they are essentially thieves stealing the history of the art and from the
culture that made it.
* Full disclosure: I do not have an economic interest in this particular sculpture. I have no personal connection to the gallery or owners. I wasn't aware this piece existed until I saw the ad in Tribal Art magazine. But, as a specialist in Borneo art, I have had and likely will have similar pieces for sale, so I do have an interest in honest evaluations of this material, based on real evidence and logical observation.

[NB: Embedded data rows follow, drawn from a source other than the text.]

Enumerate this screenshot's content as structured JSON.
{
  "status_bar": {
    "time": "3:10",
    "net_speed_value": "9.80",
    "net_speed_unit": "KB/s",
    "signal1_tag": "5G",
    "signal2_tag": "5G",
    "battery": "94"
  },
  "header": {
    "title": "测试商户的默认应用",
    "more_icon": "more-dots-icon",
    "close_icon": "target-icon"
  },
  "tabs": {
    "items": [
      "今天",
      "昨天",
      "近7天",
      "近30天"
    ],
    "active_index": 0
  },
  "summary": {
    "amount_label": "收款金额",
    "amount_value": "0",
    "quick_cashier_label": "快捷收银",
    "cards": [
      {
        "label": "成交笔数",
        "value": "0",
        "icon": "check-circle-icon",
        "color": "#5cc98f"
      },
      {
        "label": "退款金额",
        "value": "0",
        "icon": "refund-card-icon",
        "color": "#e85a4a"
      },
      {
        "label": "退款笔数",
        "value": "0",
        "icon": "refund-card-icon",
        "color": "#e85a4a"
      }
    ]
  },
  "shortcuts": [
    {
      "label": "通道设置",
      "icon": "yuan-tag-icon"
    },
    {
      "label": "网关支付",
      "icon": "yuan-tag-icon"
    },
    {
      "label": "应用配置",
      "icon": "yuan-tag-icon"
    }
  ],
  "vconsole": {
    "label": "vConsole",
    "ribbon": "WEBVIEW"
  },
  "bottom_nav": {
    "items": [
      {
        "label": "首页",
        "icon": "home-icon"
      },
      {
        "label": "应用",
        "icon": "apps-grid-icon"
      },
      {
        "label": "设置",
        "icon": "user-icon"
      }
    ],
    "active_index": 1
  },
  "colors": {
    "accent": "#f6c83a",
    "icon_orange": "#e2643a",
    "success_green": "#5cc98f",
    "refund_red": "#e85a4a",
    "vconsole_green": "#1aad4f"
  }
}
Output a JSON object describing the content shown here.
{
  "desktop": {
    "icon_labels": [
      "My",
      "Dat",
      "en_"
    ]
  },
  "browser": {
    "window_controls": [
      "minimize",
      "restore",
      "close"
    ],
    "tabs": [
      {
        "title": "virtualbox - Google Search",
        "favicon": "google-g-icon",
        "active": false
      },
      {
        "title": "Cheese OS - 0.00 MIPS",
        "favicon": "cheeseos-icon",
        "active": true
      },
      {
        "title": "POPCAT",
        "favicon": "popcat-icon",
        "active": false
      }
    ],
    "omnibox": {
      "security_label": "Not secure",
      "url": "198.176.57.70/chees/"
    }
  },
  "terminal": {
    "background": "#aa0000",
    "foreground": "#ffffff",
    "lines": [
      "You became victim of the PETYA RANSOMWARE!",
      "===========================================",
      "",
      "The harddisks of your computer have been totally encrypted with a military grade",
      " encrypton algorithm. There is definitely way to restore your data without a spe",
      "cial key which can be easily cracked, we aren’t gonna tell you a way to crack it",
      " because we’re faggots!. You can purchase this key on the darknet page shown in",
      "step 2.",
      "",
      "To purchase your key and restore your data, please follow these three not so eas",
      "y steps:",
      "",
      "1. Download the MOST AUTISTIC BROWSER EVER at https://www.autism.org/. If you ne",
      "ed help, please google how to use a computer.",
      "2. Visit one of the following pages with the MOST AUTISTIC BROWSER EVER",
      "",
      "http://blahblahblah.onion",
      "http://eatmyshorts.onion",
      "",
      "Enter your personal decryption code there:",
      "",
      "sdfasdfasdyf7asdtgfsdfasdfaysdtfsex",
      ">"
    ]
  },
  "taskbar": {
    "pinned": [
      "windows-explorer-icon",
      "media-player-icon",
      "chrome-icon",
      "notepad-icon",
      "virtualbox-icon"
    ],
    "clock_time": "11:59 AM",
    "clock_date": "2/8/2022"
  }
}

My responses to the above negative statements were meant to apply to hardwood sculptures from Borneo Island. Sculptures carved from softer woods are easier to manipulate and in other areas of Indonesia, at least two of these critiques are legitimate. For example the Toraja people on nearby Sulawesi Island carved effigies of important ancestors, call Tau-Tau. Tau-Tau are usually standing or sitting figures, with features that are intended to resemble the characteristics of the deceased. These figures follow a refined and formal style with little room for innovation. Additionally, these sculptures are always carved from the heart of the Jackfruit tree (Nangka). The highly compacted grains allow for a smooth finished surface and the original yellowish color gradually mellows to a honey-brown tone. Tau-Tau lacking these features and surfaces or carved from other woods (including poor quality pieces of jackfruit), would be suspect.
For an interesting and timely comparison, read the descriptions of two well-known Dayak "river" pieces in the recent Dallas Museum of Art publication "Eyes of the Ancestors" (pages 135 and 136). The text could easily be applied to the Dayak sculpture in Paris, as all three objects share a similar history, including surviving a considerable amount of time in a marine environment and most importantly, having at least a few dramatically unique features unknown at that time.Conversely, the negative statements aimed at the Paris sculpture could just as easily been used to unfairly condemn the Dallas examples. Fortunately for the DMA, their sculptures were purchased prior to this recent outbreak of "river madness" so their authenticity was never questioned.